Stephanie Brendsel ’21, whose IS major includes a concentration in political economy and development and a minor in economics, was awaiting her security clearance for a summer internship at the U.S. embassy in Panama when her program was cancelled due to travel restrictions. Although she had found a new internship when Erickson contacted her about the workshop, Brendsel decided to take part.
“I was interested in having a built-in summer commitment where I could read and discuss policy topics within a group of BC International Studies students,” said Brendsel, a native of Virginia who spent her high school years in London. “It’s in these intimate group discussions during my previous IS courses, including Introduction to International Studies, that I feel like I gain the deepest understanding of specialized topics.”
For senior Christopher Sundaram, who decided to take some online courses and offer tutoring for children when his internship ideas didn’t pan out, the workshop was satisfying on many levels.
“The hour always seemed to fly by,” said Sundaram, from Hanover, NH. “Professor Erickson asked us questions, moved the discussion along smoothly—it never felt forced—and I learned a great deal from everyone. I think it shows that if the professor and students are interested and committed to the topic, online classes can really work.”
Among other activities, Erickson and the workshop participants compared the WHO guidelines for COVID-19 with those of the 2014 Ebola outbreak and examined the Trump administration’s response to the investigation of U.S war crimes in Afghanistan. They also discussed how much protection the International Humanitarian Law provides to hospitals in conflict zones, how states skirt their responsibilities toward refugees through bureaucratic measures or by excluding certain groups, and the degree to which the “taboo” against use of nuclear weapons persists today.
Vazquez Loriga appreciated that the topics were timely, relevant, and challenging in that “we were talking about things that were still unfolding. We had to really think about everything we’ve learned from our courses and theories that we’ve studied to draw our opinions and conclusions.”
“These topics are not spoken about nearly enough, especially given their massive importance,” said Sundaram. “The most valuable thing about the workshop was being able to discuss them in a critical way in an accepting setting, as this is the best way to reach solutions and fix these issues.”
Brendsel agreed. “I enjoyed hearing the different interpretations of readings amongst our group.

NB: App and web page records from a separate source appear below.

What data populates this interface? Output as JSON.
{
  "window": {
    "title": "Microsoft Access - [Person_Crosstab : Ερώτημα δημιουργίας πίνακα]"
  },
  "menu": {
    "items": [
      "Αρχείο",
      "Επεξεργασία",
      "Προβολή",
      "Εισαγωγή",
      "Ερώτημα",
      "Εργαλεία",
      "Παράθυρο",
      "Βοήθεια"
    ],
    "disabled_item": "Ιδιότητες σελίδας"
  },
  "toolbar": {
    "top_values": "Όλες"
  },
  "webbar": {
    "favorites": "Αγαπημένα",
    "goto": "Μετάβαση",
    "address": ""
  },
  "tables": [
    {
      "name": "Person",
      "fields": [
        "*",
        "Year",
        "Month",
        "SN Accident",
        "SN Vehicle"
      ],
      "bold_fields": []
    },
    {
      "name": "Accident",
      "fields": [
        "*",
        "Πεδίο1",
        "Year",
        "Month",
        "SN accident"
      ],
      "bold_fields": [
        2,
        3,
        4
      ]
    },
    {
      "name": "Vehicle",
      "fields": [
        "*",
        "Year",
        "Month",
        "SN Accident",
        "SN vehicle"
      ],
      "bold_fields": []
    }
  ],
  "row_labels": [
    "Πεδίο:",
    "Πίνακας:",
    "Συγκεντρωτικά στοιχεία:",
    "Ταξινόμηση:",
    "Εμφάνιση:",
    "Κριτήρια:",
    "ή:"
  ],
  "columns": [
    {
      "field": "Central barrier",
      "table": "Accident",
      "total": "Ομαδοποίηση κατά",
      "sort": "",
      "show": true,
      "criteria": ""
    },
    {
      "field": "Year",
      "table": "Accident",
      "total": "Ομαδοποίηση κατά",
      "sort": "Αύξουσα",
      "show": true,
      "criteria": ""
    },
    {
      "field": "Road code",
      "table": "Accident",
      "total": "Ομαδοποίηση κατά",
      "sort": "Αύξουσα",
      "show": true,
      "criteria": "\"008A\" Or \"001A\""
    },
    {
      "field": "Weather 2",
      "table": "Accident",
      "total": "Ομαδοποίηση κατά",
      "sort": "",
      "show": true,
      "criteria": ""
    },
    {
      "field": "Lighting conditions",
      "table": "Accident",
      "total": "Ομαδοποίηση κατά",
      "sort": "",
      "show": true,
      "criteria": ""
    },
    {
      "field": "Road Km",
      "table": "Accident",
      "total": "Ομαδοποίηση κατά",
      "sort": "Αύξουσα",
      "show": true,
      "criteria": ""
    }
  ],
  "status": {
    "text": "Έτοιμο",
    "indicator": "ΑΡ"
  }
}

Professor Erickson or a student would pose a question: For example, did we believe that the WHO serves as a stabilizer or as a police force for member states? Our readings, these questions, and students’ diverse opinions were all useful for me as I formulated my own educated opinion on an important international relations topic.”
The three students greatly appreciated Erickson’s willingness to volunteer her time and effort, but were by no mean surprised by it.
“She has always been a reliable resource for help and guidance, whether hosting multiple review sessions before a big midterm, organizing a movie night so the class can bond, or just answering emails asking for academic advice,” said Vazquez Loriga. “I was very grateful that she decided to dedicate her free time to her students who just wanted to make their summer worthwhile despite the many setbacks of COVID-19.”
There is a possibility the workshop may continue on in some form during the academic year, perhaps as a monthly discussion. “I want all the students to get settled back into the school routine, and then see how everybody is,” said Erickson. “I’m glad the experience meant so much to them.”
Sean Smith | University Communications | September 2020